By Zoe Kleinman
Technology reporter, BBC News
The software agents use simple rules to negotiate for a buyer
Artificial intelligence technology could soon make the internet an even bigger haven for bargain-hunters.
Software "agents" that automatically negotiate on behalf of shoppers and sellers are about to be set free on the web for the first time.
The "Negotiation Ninjas", as they are known, will be trialled on a shopping website called Aroxo in the autumn.
The intelligent traders are the culmination of 20 years' work by scientists at Southampton University.
"Computer agents don't get bored, they have a lot of time, and they don't get embarrassed," Professor Nick Jennings, one of the researchers behind the work, told BBC News.
"I have always thought that in an internet environment, negotiation is the way to go."
The agents use a series of simple rules - known as heuristics - to find the optimal price for both buyer and seller based on information provided by both parties.
Heuristics are commonly used in computer science to find an optimal solution to a problem when there is not a single "right answer".
They are often used in anti-virus software to trawl for new threats.
"If you can't analyse mathematically exactly what you should do, which you can't in general for these sorts of systems, then you end up with heuristics," explained Professor Jennings.

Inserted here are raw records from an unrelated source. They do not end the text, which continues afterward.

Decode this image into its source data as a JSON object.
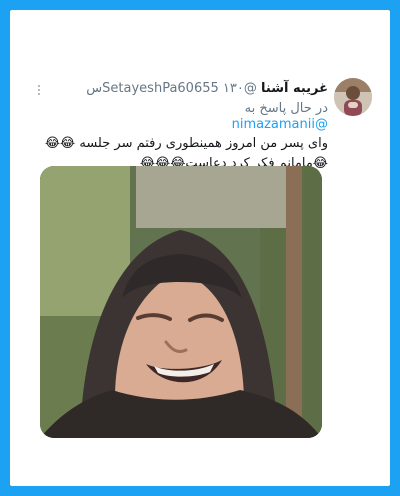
{
  "tweet": {
    "author_name": "غریبه آشنا",
    "handle": "@SetayeshPa60655",
    "time": "۱۳۰س",
    "replying_prefix": "در حال پاسخ به",
    "reply_mention": "@nimazamanii",
    "text_line1": "وای پسر من امروز همینطوری رفتم سر جلسه 😂😂",
    "text_line2": "😂مامانم فکر کرد دعاست😂😂😂"
  },
  "icons": {
    "more": "more-vertical-icon",
    "avatar": "user-avatar",
    "media": "tweet-photo"
  },
  "colors": {
    "background": "#1da1f2",
    "card": "#ffffff",
    "mention": "#1da1f2",
    "text": "#14171a",
    "secondary": "#657786"
  }
}
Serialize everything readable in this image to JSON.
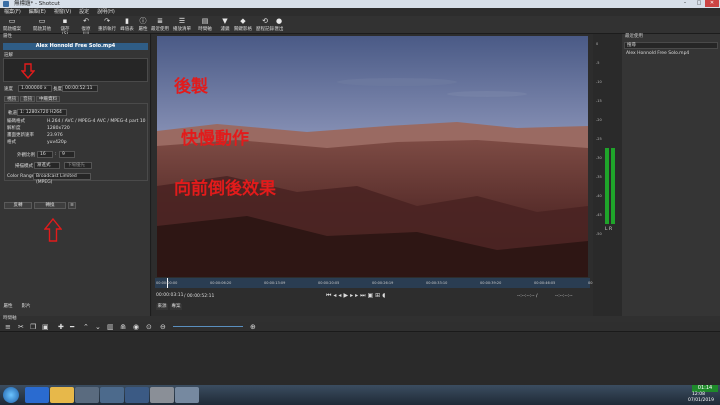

"We use heuristics to determine what price we should offer during the negotiation - and also how we might deal with multiple negotiations at the same time.
"We have to factor in some degrees of uncertainty as well - the chances are that sellers will enter into more negotiations than they have stock."
To use one of the intelligent agents, sellers must answer a series of questions about how much of a discount they are prepared to offer and whether they are prepared to go lower after a certain number of sales, or at a certain time of day.
They are also asked how eager they are to make a sale.
At the other end, the buyer types in the item they wish to purchase and the price they are willing to pay for it.
The agents then act as an intermediary, scouring the lists of sellers who are programmed to accept a price in the region of the one offered.
If they find a match, the seller is prompted to automatically reply with a personalised offer.
The buyer then has a choice to accept, reject or negotiate. If they choose to negotiate, the agent analyses the seller's criteria to see if they can make a better offer.
The process continues until either there is a sale or one of the parties pulls out.
Aroxo will be trialling the Negotiation Ninjas from the autumn, and plans to have the system fully operational in time for Christmas shopping this year.
The site currently offers mainly electrical goods.
While the sellers will not have to pay to use the Ninjas, they pay to contact a buyer. The charge from Aroxo is 0.3% of the buyer's original asking price.
For Professor Jennings, this application of his research marks a return to a more traditional retail model.
"Fixed pricing is a relatively recent phenomenon," he said. "Throughout history most transactions have been negotiated. Only in the last 100 years have we gone for fixed pricing."